Print back each record unchanged, without pictures.

- - - - -

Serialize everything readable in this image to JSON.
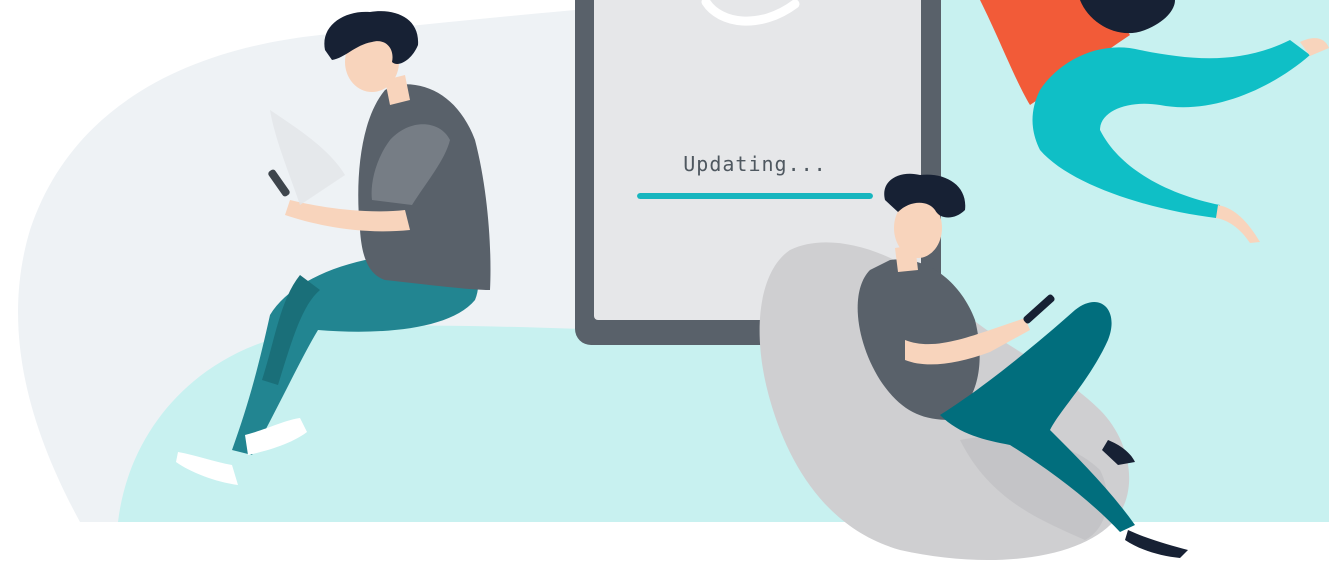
{
  "status": {
    "label": "Updating..."
  },
  "progress": {
    "fraction": 1.0
  },
  "colors": {
    "accent": "#17b6bf",
    "tablet_frame": "#59616a",
    "tablet_screen": "#e6e7e9",
    "backdrop_mint": "#c8f1f0",
    "backdrop_gray": "#eef2f5",
    "shirt_dark": "#59616a",
    "pants_teal": "#228591",
    "pants_dark": "#016e7d",
    "beanbag": "#cfcfd1",
    "flyer_shirt": "#f25b38",
    "flyer_pants": "#0fbfc6",
    "skin": "#f8d4bc",
    "hair": "#172134"
  },
  "icons": {
    "loading_spinner": "loading-spinner-icon"
  }
}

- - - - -

Answer box ::
Serialize everything readable in this image to JSON.
{
  "status": {
    "label": "Updating..."
  },
  "progress": {
    "fraction": 1.0
  },
  "colors": {
    "accent": "#17b6bf",
    "tablet_frame": "#59616a",
    "tablet_screen": "#e6e7e9",
    "backdrop_mint": "#c8f1f0",
    "backdrop_gray": "#eef2f5",
    "shirt_dark": "#59616a",
    "pants_teal": "#228591",
    "pants_dark": "#016e7d",
    "beanbag": "#cfcfd1",
    "flyer_shirt": "#f25b38",
    "flyer_pants": "#0fbfc6",
    "skin": "#f8d4bc",
    "hair": "#172134"
  },
  "icons": {
    "loading_spinner": "loading-spinner-icon"
  }
}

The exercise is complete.